of the bitterness with which it showed the squalor and misery resulting
from the commercial exploitation of the soil.

His last film, Louisiana Story, began two years after the war and
shown here first in 1949, is an exquisite elegiac evocation of the swamps
and forests of Southern Louisiana, and the coming of floating derricks
canoe by the son of a Cajun trapper. (The Cajuns descend from French
settlers deported from Canada for sedition in 1750).

"Do it again and you will be immortal — and excommunicated from
Hollywood, which is a good fate," wrote Charlie Chaplin to Flaherty,
but he was never to make the films he planned about Burma and
Ethiopia. Considering the thirty years he spent making films, they
were few in number compared with those of the successful directors
of the "industry", for he worked slowly, spending months in absorbing
the life which he was to photograph and interpret, and working with a
small team of enthusiasts.
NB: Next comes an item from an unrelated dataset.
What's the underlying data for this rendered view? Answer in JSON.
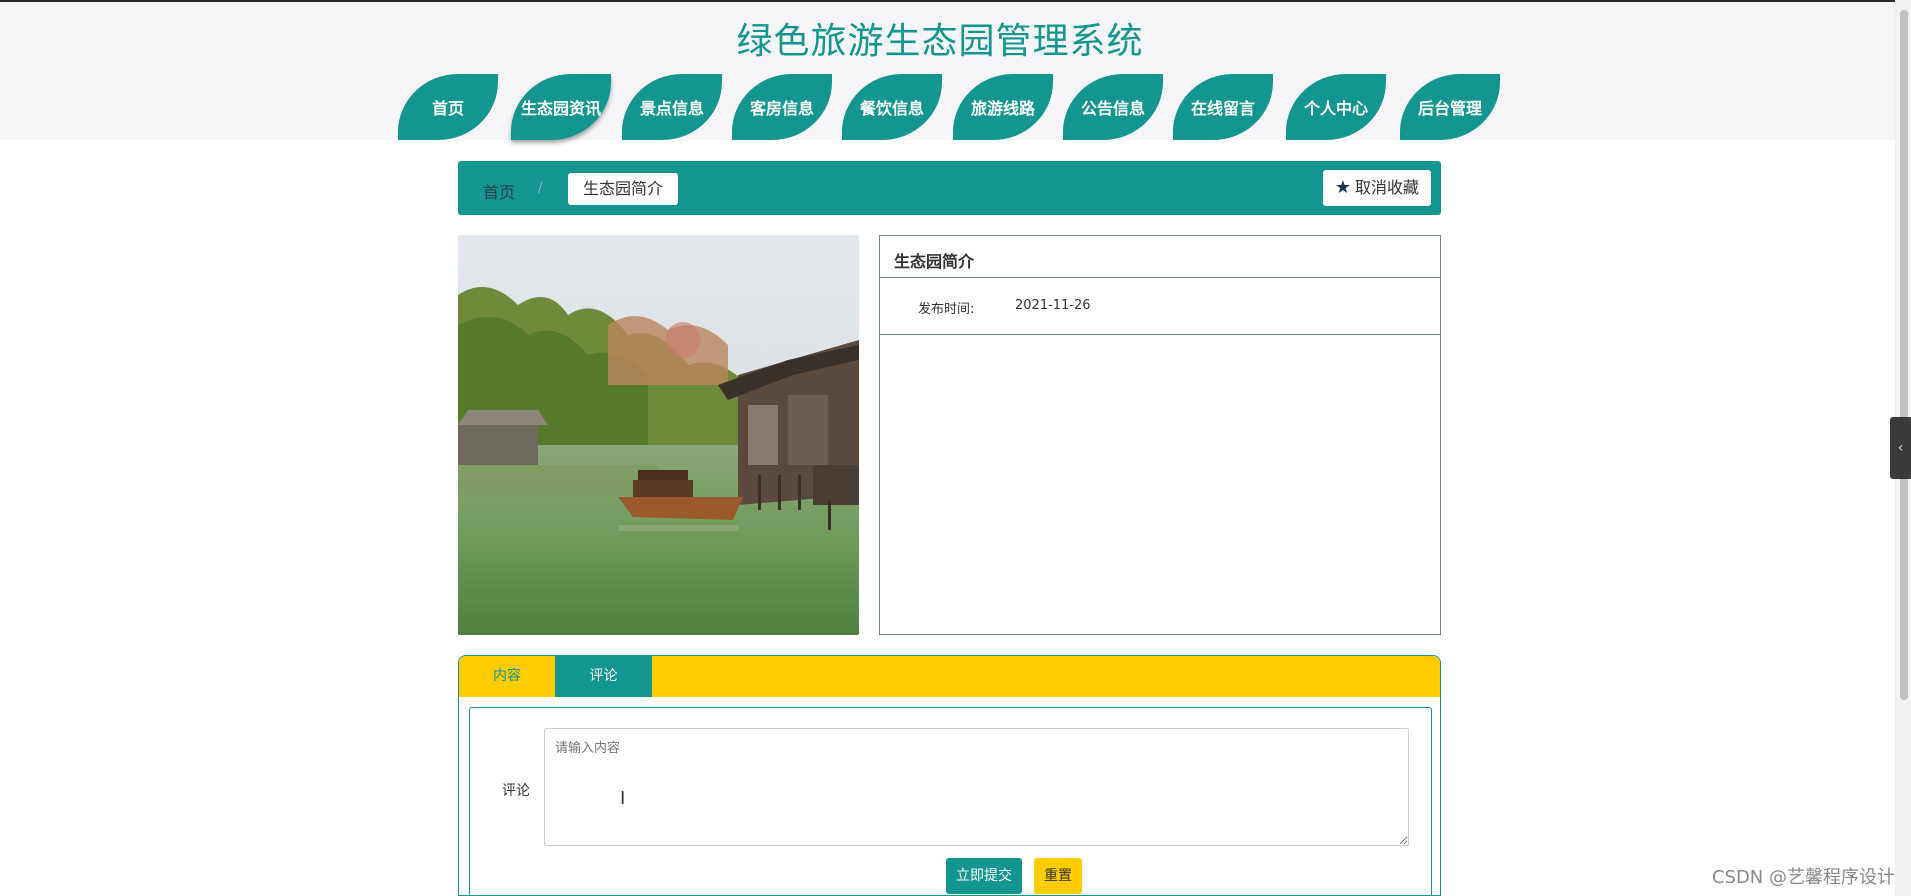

But his influence on other directors was
profound, from Eisenstein who declared that "We wore out Nanook,
studying it", to the pioneers of the documentary school

The qualities which Flaherty gave to his films are a sense of the
uniqueness of individual people, of the dignity of human activities and
of the reciprocity between man and his environment, his home and
family, and the tools with which he earns his living. Yet Flaherty's
too, was a cinema of social comment and social protest. His friend
Charles Siepmann writes :

Bob was one of the great protestants of his time. Nothing was small
about him, and his indignation, like his love, fairly overflowed. His films
are full of both, of the former— at least by inference. He hated the ugliness
and impersonality of the urbanized, industrialised world he lived in, and he
hated 'man's inhumanity to man' as expressed in one ugly word, exploita-
tion . . . Bob was worldly enough, but he loathed the insensibility of the
'sophisticated'. He stood in the pathway of his own times and shouted
"No!" to the callous and indifferent.

For his extraordinary perception of the delicate personal relation-
ships of simple people, painstakingly interpreted to enlarge our vision
also, we owe much to this passionate ecologist. C.

I am an anarchist. 1 wish governments would go away and leave
people alone more. People can get along without governments.
I can."

—Charlie Chaplin, 25/9/51.